PREFACE The story of The Log-Cabin Lady is one of the annals of America. It is a moving record of the conquest of self-consciousness and fear through mastery of manners and customs. It has been written by one who has not sacrificed the strength and honesty of her pioneer girlhood, but who added to these qualities that graciousness and charm which have given her distinction on two continents. I have been asked to tell how the story of The... more...

by Unknown
1. FRONT FOR LADY'S CABINET. (EMBROIDERY.) Materials—Black satin; six shades of crimson, five shades of yellow, three shades of puce, two shades of scarlet, three shades of yellow-greens, three shades of blue-greens, and two shades of brown embroidery silk, or of chenille Draw the design upon the satin, frame the work, and work in embroidery-stitch.

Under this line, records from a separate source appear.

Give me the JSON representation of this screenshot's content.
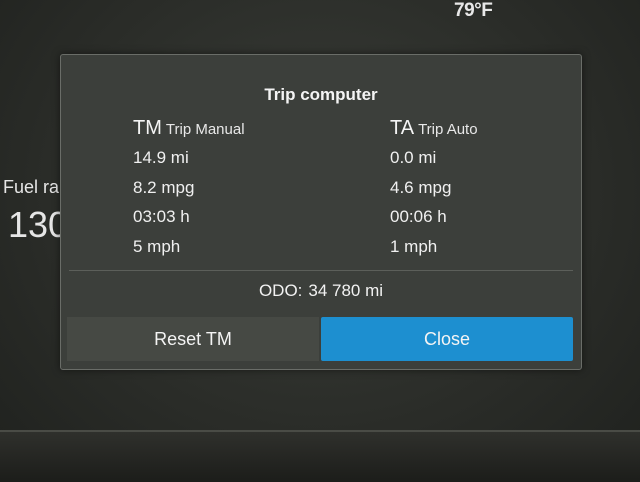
{
  "status": {
    "temperature": "79°F"
  },
  "background": {
    "fuel_label": "Fuel ra",
    "fuel_value": "130"
  },
  "dialog": {
    "title": "Trip computer",
    "trip_manual": {
      "abbr": "TM",
      "label": "Trip Manual",
      "distance": "14.9 mi",
      "economy": "8.2 mpg",
      "time": "03:03 h",
      "speed": "5 mph"
    },
    "trip_auto": {
      "abbr": "TA",
      "label": "Trip Auto",
      "distance": "0.0 mi",
      "economy": "4.6 mpg",
      "time": "00:06 h",
      "speed": "1 mph"
    },
    "odo_label": "ODO:",
    "odo_value": "34 780 mi",
    "reset_button": "Reset TM",
    "close_button": "Close"
  },
  "colors": {
    "accent": "#1d8fd0",
    "panel": "#3c3f3b"
  }
}
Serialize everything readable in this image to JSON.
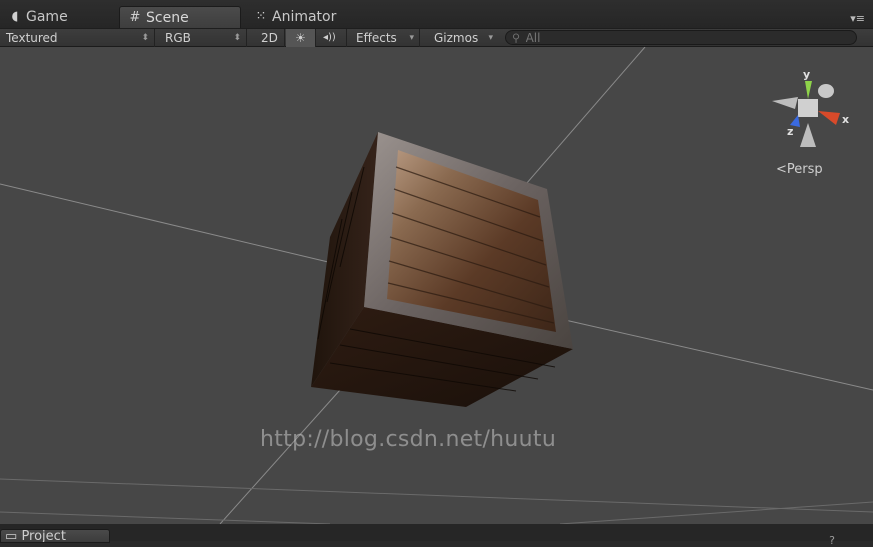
{
  "tabs": [
    {
      "label": "Game",
      "icon": "pacman-icon"
    },
    {
      "label": "Scene",
      "icon": "grid-icon"
    },
    {
      "label": "Animator",
      "icon": "animator-icon"
    }
  ],
  "tab_menu": "▾≡",
  "toolbar": {
    "render_mode": "Textured",
    "color_mode": "RGB",
    "mode_2d": "2D",
    "lighting_icon": "☀",
    "audio_icon": "◂))",
    "effects": "Effects",
    "gizmos": "Gizmos",
    "search_placeholder": "All"
  },
  "scene": {
    "gizmo_axes": {
      "y": "y",
      "x": "x",
      "z": "z"
    },
    "persp_label": "Persp",
    "watermark": "http://blog.csdn.net/huutu"
  },
  "bottom": {
    "tab_label": "Project",
    "right_text": "?"
  },
  "colors": {
    "viewport_bg": "#474747",
    "axis_y": "#8fd44a",
    "axis_x": "#d84a2a",
    "axis_z": "#3a6ae0"
  }
}
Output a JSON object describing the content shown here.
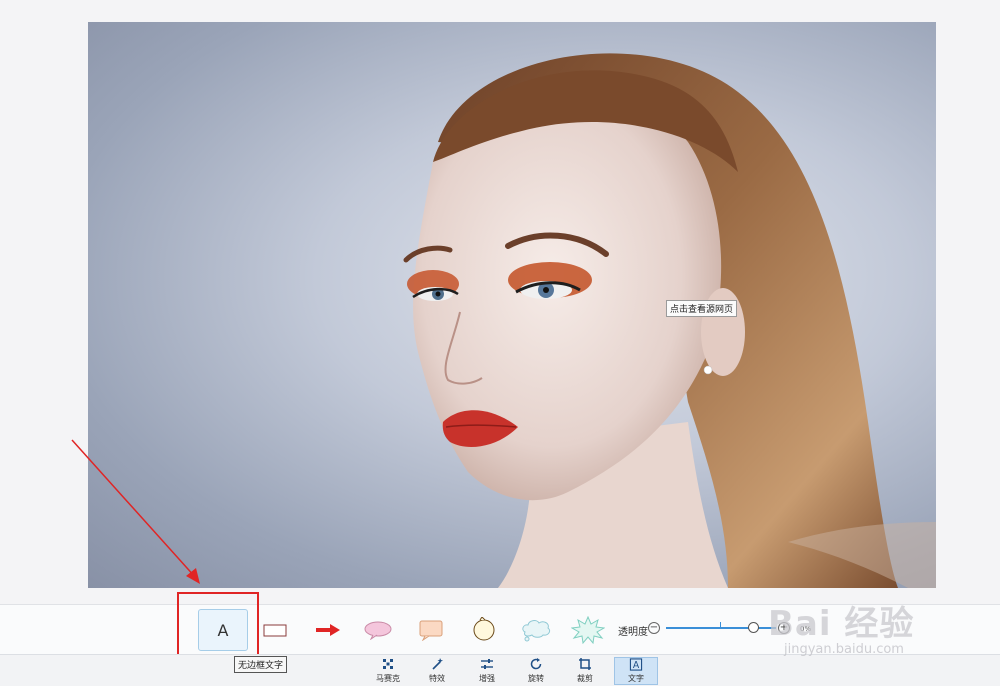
{
  "photo": {
    "description_icon": "portrait-photo",
    "tooltip": "点击查看源网页"
  },
  "toolbar": {
    "tools": [
      {
        "name": "text-no-border",
        "label": "A"
      },
      {
        "name": "rectangle"
      },
      {
        "name": "arrow"
      },
      {
        "name": "ellipse-bubble"
      },
      {
        "name": "rect-bubble"
      },
      {
        "name": "round-bubble"
      },
      {
        "name": "cloud-bubble"
      },
      {
        "name": "burst-bubble"
      }
    ],
    "opacity_label": "透明度",
    "opacity_minus": "−",
    "opacity_plus": "+",
    "opacity_value": "0%",
    "opacity_level": 0.8
  },
  "tool_tooltip": "无边框文字",
  "bottom": {
    "buttons": [
      {
        "label": "马赛克",
        "icon": "mosaic-icon"
      },
      {
        "label": "特效",
        "icon": "magic-wand-icon"
      },
      {
        "label": "增强",
        "icon": "sliders-icon"
      },
      {
        "label": "旋转",
        "icon": "rotate-icon"
      },
      {
        "label": "裁剪",
        "icon": "crop-icon"
      },
      {
        "label": "文字",
        "icon": "text-icon"
      }
    ]
  },
  "watermark": {
    "logo": "Bai 经验",
    "url": "jingyan.baidu.com"
  },
  "colors": {
    "highlight": "#e02525",
    "accent": "#3a8fd8",
    "bubble_pink": "#f4c6dc",
    "bubble_orange": "#fbd9c3"
  }
}
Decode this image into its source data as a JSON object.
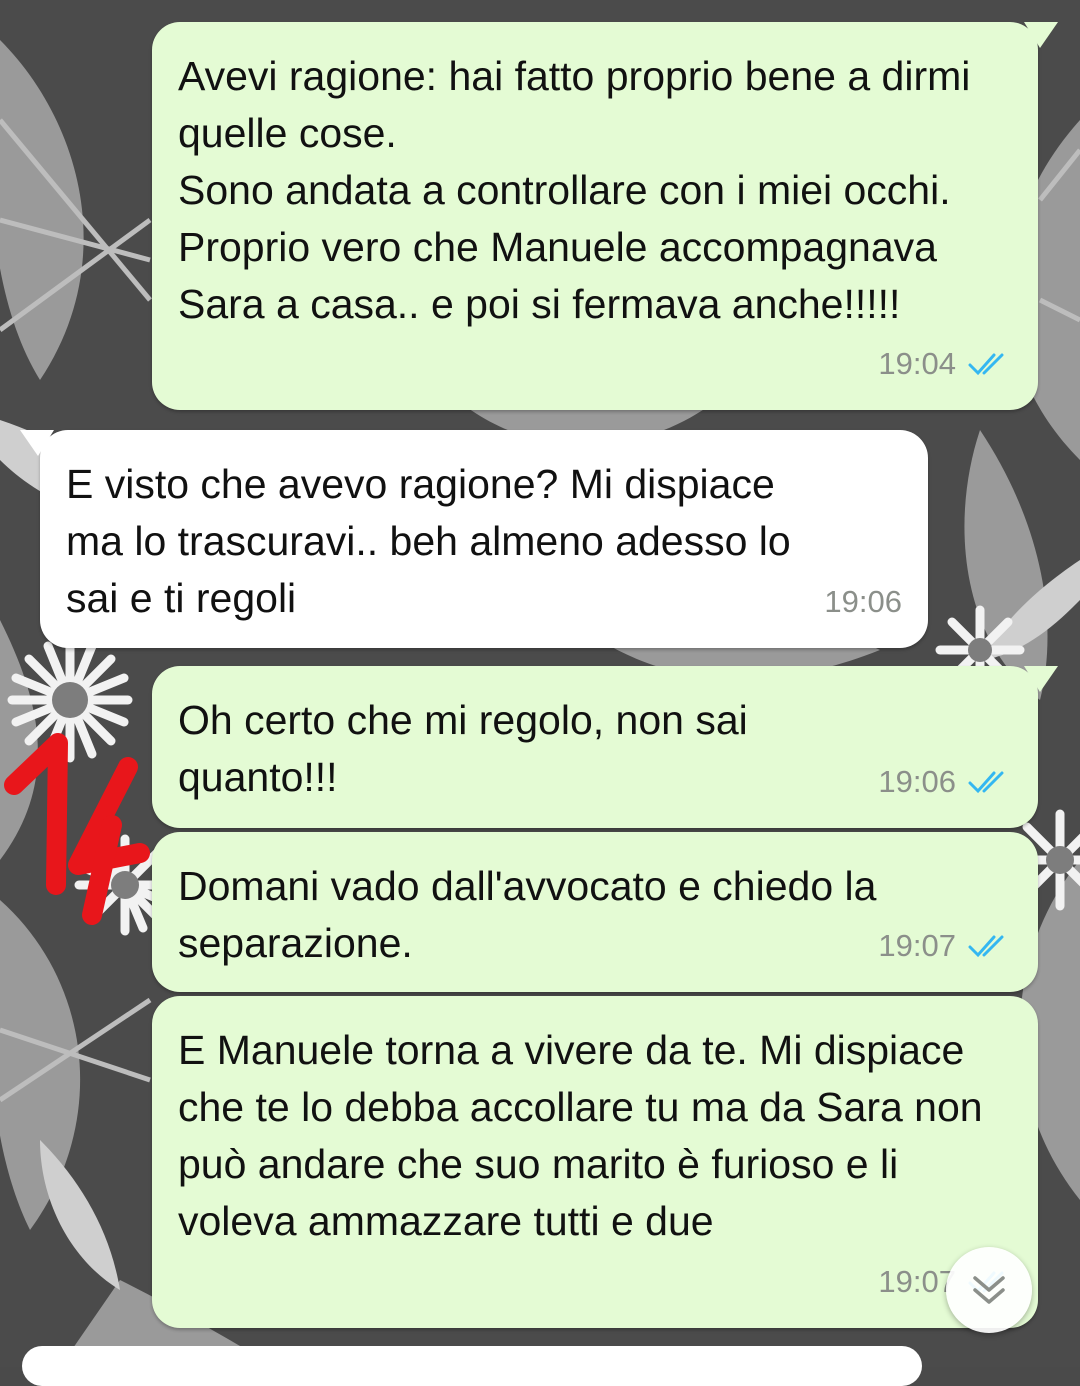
{
  "messages": [
    {
      "direction": "outgoing",
      "text": "Avevi ragione: hai fatto proprio bene a dirmi quelle cose.\nSono andata a controllare con i miei occhi. Proprio vero che Manuele accompagnava Sara a casa.. e poi si fermava anche!!!!!",
      "time": "19:04",
      "status_icon": "double-check-read"
    },
    {
      "direction": "incoming",
      "text": "E visto che avevo ragione? Mi dispiace ma lo trascuravi.. beh almeno adesso lo sai e ti regoli",
      "time": "19:06"
    },
    {
      "direction": "outgoing",
      "text": "Oh certo che mi regolo, non sai quanto!!!",
      "time": "19:06",
      "status_icon": "double-check-read"
    },
    {
      "direction": "outgoing",
      "text": "Domani vado dall'avvocato e chiedo la separazione.",
      "time": "19:07",
      "status_icon": "double-check-read"
    },
    {
      "direction": "outgoing",
      "text": "E Manuele torna a vivere da te. Mi dispiace che te lo debba accollare tu ma da Sara non può andare che suo marito è furioso e li voleva ammazzare tutti e due",
      "time": "19:07",
      "status_icon": "double-check-read"
    }
  ],
  "annotation": {
    "text": "14",
    "color": "#e8161b"
  },
  "colors": {
    "outgoing_bubble": "#e4fbd4",
    "incoming_bubble": "#ffffff",
    "read_ticks": "#34b7f1",
    "timestamp": "#8b8f8a"
  },
  "scroll_button_icon": "chevron-double-down-icon"
}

The rose-leaves with the yellow-greens, the leaves of thistles with the blue-greens,... more...


by Unknown
CASTING ON WITH ONE NEEDLE The first process in knitting is known by the term CASTING ON. There are two ways of doing this: with one needle, and with two. Our first diagram represents the former process. Take the thread between the second and third fingers of the left hand, leaving an end of about a yard for every hundred stitches; pass it round the thumb of that hand, giving it a twist, so as to form a loop. Take a knitting-needle in the right... more...

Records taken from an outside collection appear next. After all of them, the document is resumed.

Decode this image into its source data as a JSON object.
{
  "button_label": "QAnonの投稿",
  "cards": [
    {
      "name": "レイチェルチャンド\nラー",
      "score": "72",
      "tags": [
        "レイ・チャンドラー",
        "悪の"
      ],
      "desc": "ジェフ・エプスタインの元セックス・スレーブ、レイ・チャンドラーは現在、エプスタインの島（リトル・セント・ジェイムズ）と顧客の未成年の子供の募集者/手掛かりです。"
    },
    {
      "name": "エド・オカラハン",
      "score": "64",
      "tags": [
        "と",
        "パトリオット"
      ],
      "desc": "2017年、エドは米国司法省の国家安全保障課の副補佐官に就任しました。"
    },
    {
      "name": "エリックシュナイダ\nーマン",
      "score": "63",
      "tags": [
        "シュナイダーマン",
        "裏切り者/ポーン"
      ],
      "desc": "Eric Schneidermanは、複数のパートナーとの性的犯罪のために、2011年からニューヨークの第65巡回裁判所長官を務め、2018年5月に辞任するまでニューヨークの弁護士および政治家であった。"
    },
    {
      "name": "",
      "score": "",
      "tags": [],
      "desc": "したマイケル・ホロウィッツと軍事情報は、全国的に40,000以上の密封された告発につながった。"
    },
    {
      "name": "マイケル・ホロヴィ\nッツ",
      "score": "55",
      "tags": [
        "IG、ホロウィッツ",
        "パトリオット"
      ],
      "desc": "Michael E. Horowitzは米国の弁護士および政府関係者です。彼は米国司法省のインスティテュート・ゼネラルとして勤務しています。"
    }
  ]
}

by Unknown
Of all the objects, which have since the revolution, engaged the attention of the legislature, the proper method of adjusting our present quarrels with the Americans is undoubtedly the most important. For as the riches and power of Britain depend chiefly on trade, and that trade on her colonies; it is evident that her very existence as the first of commercial nations, turns upon this hinge. It cannot therefore be impertinent in any one modestly... more...

by Unknown
Achonry, See of, 209Adjumenta Oratoris Sacri, etc. operâ F.X. Schouppe, noticed, 503Aireran, St., Prayer of, 63Ambrose, St., Tomb of, 22Ardagh, the See of, 13Ancient Religious Foundations of, 127Armagh, Richard Fitz-Ralph, Archbishop of, 486, 524Attracta, St., Feast of, 39Avellino, St. Andrew, Feast of, 145Barlow, James, on Eternal Punishment, 217Belgian Bishops, Card. Patrizi's Letter to, 193Bible, the Catholic Church and the, 253,... more...

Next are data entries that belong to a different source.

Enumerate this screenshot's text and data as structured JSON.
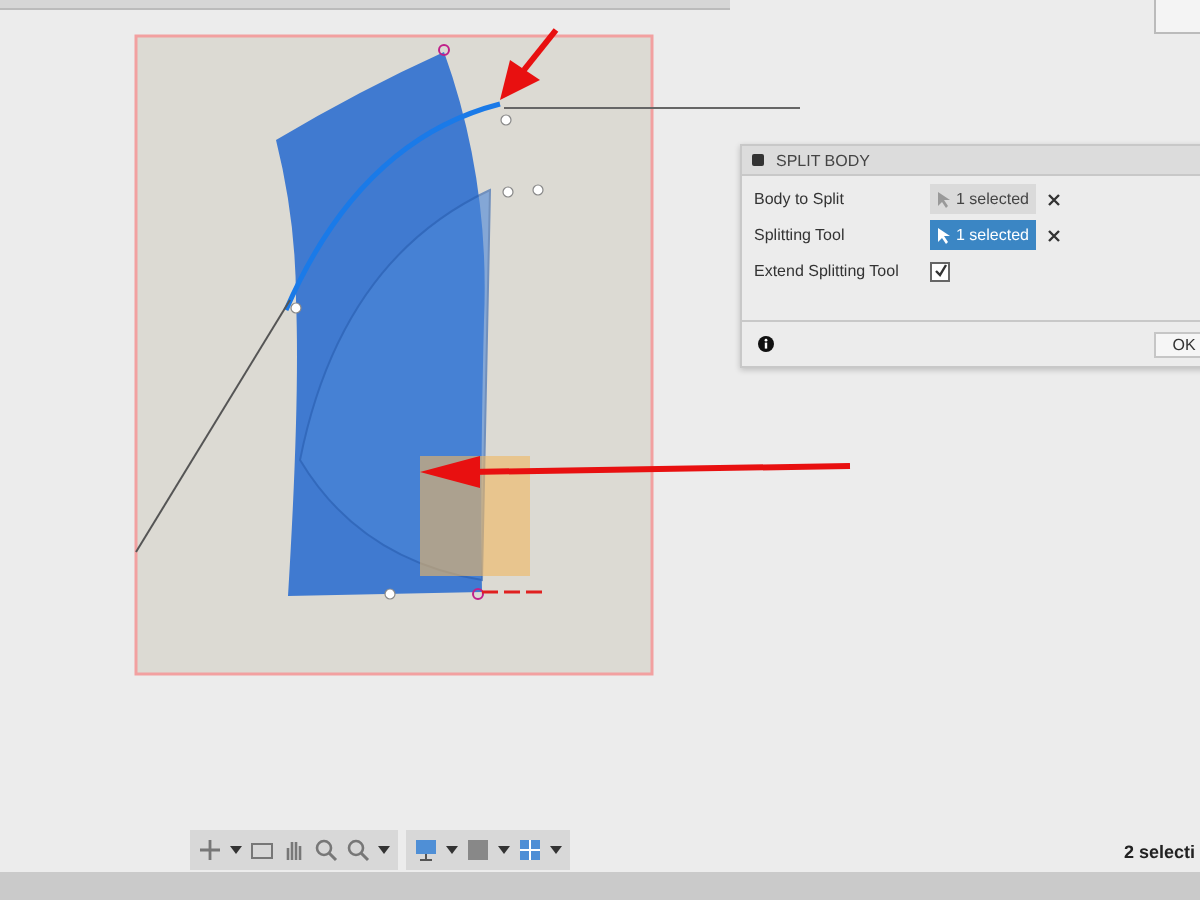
{
  "dialog": {
    "title": "SPLIT BODY",
    "rows": [
      {
        "kind": "selection",
        "label": "Body to Split",
        "value": "1 selected",
        "selected": false
      },
      {
        "kind": "selection",
        "label": "Splitting Tool",
        "value": "1 selected",
        "selected": true
      },
      {
        "kind": "checkbox",
        "label": "Extend Splitting Tool",
        "checked": true
      }
    ],
    "ok": "OK"
  },
  "status_bar": {
    "selection": "2 selecti"
  }
}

by Unknown
THEILLUSTRATEDALPHABET OF BIRDS       BOSTONWM. CROSBY & H.P. NICHOLS.1851.      A     a   THE AUK A is an Auk,   Of the Artic sea,He lives on the ice,   Where the winds blow free.          B     b THE BLUE BIRD. B is a Blue Bird.  In early spring,How sweet his... more...

by Unknown
THE HISTORY OF INSECTS. Insects are so called from a separation in the middle of their bodies, seemingly cut into two parts, and joined together by a small ligature, as we see in wasps and common flies. However small and contemptible this class of beings may appear, at first thought, yet, when we come to reflect, and carefully investigate, we shall be struck with wonder and astonishment, and shall discover, that the smallest gnat that... more...